What you are asked to do = Exactly as they appear, output all of the entries.
<<<<
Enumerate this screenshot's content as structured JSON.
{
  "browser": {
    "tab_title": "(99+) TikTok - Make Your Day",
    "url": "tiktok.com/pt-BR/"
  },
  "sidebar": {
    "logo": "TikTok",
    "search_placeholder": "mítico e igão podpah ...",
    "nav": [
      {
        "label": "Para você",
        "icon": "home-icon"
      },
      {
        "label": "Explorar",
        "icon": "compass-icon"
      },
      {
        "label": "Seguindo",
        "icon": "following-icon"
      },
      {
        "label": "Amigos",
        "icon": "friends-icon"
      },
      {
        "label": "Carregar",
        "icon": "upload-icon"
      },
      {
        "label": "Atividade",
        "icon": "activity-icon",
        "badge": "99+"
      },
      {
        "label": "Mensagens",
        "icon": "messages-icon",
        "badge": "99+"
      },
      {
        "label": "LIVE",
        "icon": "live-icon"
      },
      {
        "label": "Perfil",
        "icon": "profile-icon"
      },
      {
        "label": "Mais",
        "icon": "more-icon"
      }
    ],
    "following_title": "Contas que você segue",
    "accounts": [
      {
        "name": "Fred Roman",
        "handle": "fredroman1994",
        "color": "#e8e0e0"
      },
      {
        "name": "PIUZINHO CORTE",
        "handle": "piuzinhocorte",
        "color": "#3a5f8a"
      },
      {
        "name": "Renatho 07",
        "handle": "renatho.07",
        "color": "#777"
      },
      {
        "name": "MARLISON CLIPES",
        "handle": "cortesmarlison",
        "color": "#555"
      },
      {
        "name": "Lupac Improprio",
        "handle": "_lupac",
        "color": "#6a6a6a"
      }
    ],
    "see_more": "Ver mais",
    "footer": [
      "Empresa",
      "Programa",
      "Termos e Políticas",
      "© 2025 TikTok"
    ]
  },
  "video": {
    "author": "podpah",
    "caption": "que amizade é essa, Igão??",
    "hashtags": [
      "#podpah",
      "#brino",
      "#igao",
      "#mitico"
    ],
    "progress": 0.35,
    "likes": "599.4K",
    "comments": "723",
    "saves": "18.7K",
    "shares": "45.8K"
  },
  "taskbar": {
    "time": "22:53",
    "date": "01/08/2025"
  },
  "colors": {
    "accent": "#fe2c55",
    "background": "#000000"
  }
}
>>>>
Problem solution =
Enumerate this screenshot's content as structured JSON.
{
  "browser": {
    "tab_title": "(99+) TikTok - Make Your Day",
    "url": "tiktok.com/pt-BR/"
  },
  "sidebar": {
    "logo": "TikTok",
    "search_placeholder": "mítico e igão podpah ...",
    "nav": [
      {
        "label": "Para você",
        "icon": "home-icon"
      },
      {
        "label": "Explorar",
        "icon": "compass-icon"
      },
      {
        "label": "Seguindo",
        "icon": "following-icon"
      },
      {
        "label": "Amigos",
        "icon": "friends-icon"
      },
      {
        "label": "Carregar",
        "icon": "upload-icon"
      },
      {
        "label": "Atividade",
        "icon": "activity-icon",
        "badge": "99+"
      },
      {
        "label": "Mensagens",
        "icon": "messages-icon",
        "badge": "99+"
      },
      {
        "label": "LIVE",
        "icon": "live-icon"
      },
      {
        "label": "Perfil",
        "icon": "profile-icon"
      },
      {
        "label": "Mais",
        "icon": "more-icon"
      }
    ],
    "following_title": "Contas que você segue",
    "accounts": [
      {
        "name": "Fred Roman",
        "handle": "fredroman1994",
        "color": "#e8e0e0"
      },
      {
        "name": "PIUZINHO CORTE",
        "handle": "piuzinhocorte",
        "color": "#3a5f8a"
      },
      {
        "name": "Renatho 07",
        "handle": "renatho.07",
        "color": "#777"
      },
      {
        "name": "MARLISON CLIPES",
        "handle": "cortesmarlison",
        "color": "#555"
      },
      {
        "name": "Lupac Improprio",
        "handle": "_lupac",
        "color": "#6a6a6a"
      }
    ],
    "see_more": "Ver mais",
    "footer": [
      "Empresa",
      "Programa",
      "Termos e Políticas",
      "© 2025 TikTok"
    ]
  },
  "video": {
    "author": "podpah",
    "caption": "que amizade é essa, Igão??",
    "hashtags": [
      "#podpah",
      "#brino",
      "#igao",
      "#mitico"
    ],
    "progress": 0.35,
    "likes": "599.4K",
    "comments": "723",
    "saves": "18.7K",
    "shares": "45.8K"
  },
  "taskbar": {
    "time": "22:53",
    "date": "01/08/2025"
  },
  "colors": {
    "accent": "#fe2c55",
    "background": "#000000"
  }
}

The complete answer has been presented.